Below are the records; copy each line in them that holds the word "legend".
----- DATA SECTION -----
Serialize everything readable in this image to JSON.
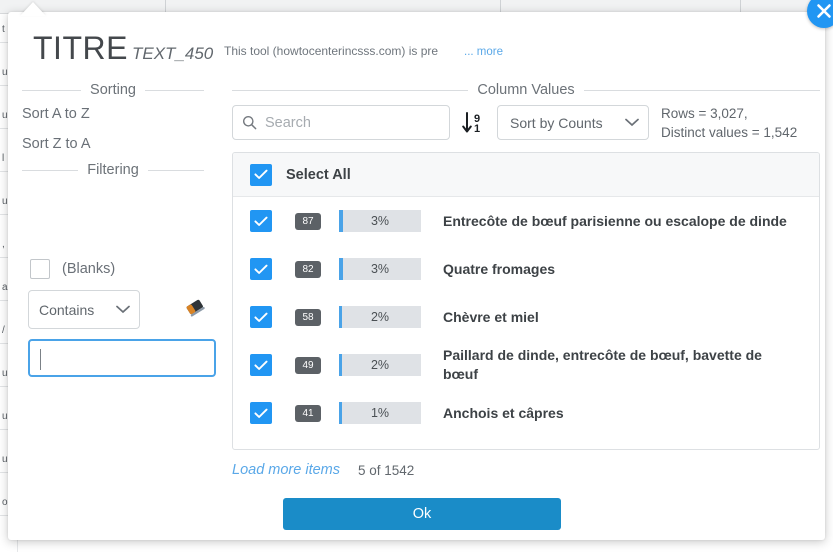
{
  "background": {
    "cell_fragments": [
      "t",
      "u",
      "u",
      "l",
      "u",
      ",",
      "a",
      "/",
      "u",
      "u",
      "u",
      "o"
    ]
  },
  "dialog": {
    "close_icon": "close-icon",
    "header": {
      "title": "TITRE",
      "subtitle": "TEXT_450",
      "description": "This tool (howtocenterincsss.com) is pre",
      "more_link": "... more"
    },
    "sorting": {
      "legend": "Sorting",
      "sort_az": "Sort A to Z",
      "sort_za": "Sort Z to A"
    },
    "filtering": {
      "legend": "Filtering",
      "blanks_label": "(Blanks)",
      "blanks_checked": false,
      "operator": "Contains",
      "eraser_icon": "eraser-icon",
      "filter_value": "",
      "filter_placeholder": ""
    },
    "column_values": {
      "legend": "Column Values",
      "search_placeholder": "Search",
      "search_value": "",
      "search_icon": "search-icon",
      "sort_direction_icon": "sort-descending-9-to-1-icon",
      "sort_by": "Sort by Counts",
      "stats_rows": "Rows = 3,027,",
      "stats_distinct": "Distinct values = 1,542",
      "select_all_label": "Select All",
      "select_all_checked": true,
      "items": [
        {
          "checked": true,
          "count": "87",
          "percent": "3%",
          "fill": 4,
          "label": "Entrecôte de bœuf parisienne ou escalope de dinde"
        },
        {
          "checked": true,
          "count": "82",
          "percent": "3%",
          "fill": 4,
          "label": "Quatre fromages"
        },
        {
          "checked": true,
          "count": "58",
          "percent": "2%",
          "fill": 3,
          "label": "Chèvre et miel"
        },
        {
          "checked": true,
          "count": "49",
          "percent": "2%",
          "fill": 3,
          "label": "Paillard de dinde, entrecôte de bœuf, bavette de bœuf"
        },
        {
          "checked": true,
          "count": "41",
          "percent": "1%",
          "fill": 3,
          "label": "Anchois et câpres"
        }
      ],
      "load_more": "Load more items",
      "shown_of_total": "5 of 1542"
    },
    "ok_label": "Ok"
  },
  "colors": {
    "accent_blue": "#2196f3",
    "ok_button": "#1a8cc8",
    "link_blue": "#5aa8e8",
    "badge_gray": "#5c6166",
    "bar_gray": "#dfe2e6"
  }
}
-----
ANSWER FOR THE TASK
      "legend": "Sorting",
      "legend": "Filtering",
      "legend": "Column Values",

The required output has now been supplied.